==== DATA FOR THIS EXERCISE ====

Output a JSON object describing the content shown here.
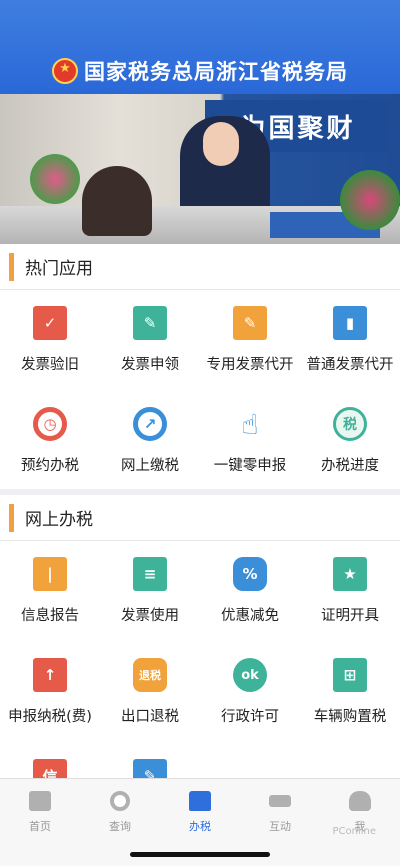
{
  "header": {
    "title": "国家税务总局浙江省税务局",
    "emblem_icon": "tax-emblem-icon"
  },
  "banner": {
    "sign_text": "为国聚财"
  },
  "hot_apps": {
    "title": "热门应用",
    "items": [
      {
        "label": "发票验旧",
        "icon": "invoice-check-icon",
        "glyph": "✓"
      },
      {
        "label": "发票申领",
        "icon": "pen-icon",
        "glyph": "✎"
      },
      {
        "label": "专用发票代开",
        "icon": "edit-icon",
        "glyph": "✎"
      },
      {
        "label": "普通发票代开",
        "icon": "document-icon",
        "glyph": "▮"
      },
      {
        "label": "预约办税",
        "icon": "clock-icon",
        "glyph": "◷"
      },
      {
        "label": "网上缴税",
        "icon": "compass-icon",
        "glyph": "↗"
      },
      {
        "label": "一键零申报",
        "icon": "tap-hand-icon",
        "glyph": "☝"
      },
      {
        "label": "办税进度",
        "icon": "tax-progress-icon",
        "glyph": "税"
      }
    ]
  },
  "online_tax": {
    "title": "网上办税",
    "items": [
      {
        "label": "信息报告",
        "icon": "info-report-icon",
        "glyph": "|"
      },
      {
        "label": "发票使用",
        "icon": "invoice-use-icon",
        "glyph": "≡"
      },
      {
        "label": "优惠减免",
        "icon": "discount-ticket-icon",
        "glyph": "%"
      },
      {
        "label": "证明开具",
        "icon": "certificate-icon",
        "glyph": "★"
      },
      {
        "label": "申报纳税(费)",
        "icon": "declare-icon",
        "glyph": "↑"
      },
      {
        "label": "出口退税",
        "icon": "tax-refund-icon",
        "glyph": "退税"
      },
      {
        "label": "行政许可",
        "icon": "ok-icon",
        "glyph": "ok"
      },
      {
        "label": "车辆购置税",
        "icon": "vehicle-tax-icon",
        "glyph": "⊞"
      },
      {
        "label": "",
        "icon": "credit-icon",
        "glyph": "信"
      },
      {
        "label": "",
        "icon": "form-edit-icon",
        "glyph": "✎"
      }
    ]
  },
  "tabbar": {
    "items": [
      {
        "label": "首页",
        "icon": "home-monitor-icon",
        "active": false
      },
      {
        "label": "查询",
        "icon": "search-icon",
        "active": false
      },
      {
        "label": "办税",
        "icon": "home-icon",
        "active": true
      },
      {
        "label": "互动",
        "icon": "interact-icon",
        "active": false
      },
      {
        "label": "我",
        "icon": "user-icon",
        "active": false
      }
    ]
  },
  "watermark": "PConline",
  "colors": {
    "header": "#2a68d8",
    "accent": "#f0a040",
    "active_tab": "#2f6fdb"
  }
}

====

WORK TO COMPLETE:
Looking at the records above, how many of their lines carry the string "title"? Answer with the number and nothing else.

SOLVED PROBLEM:
3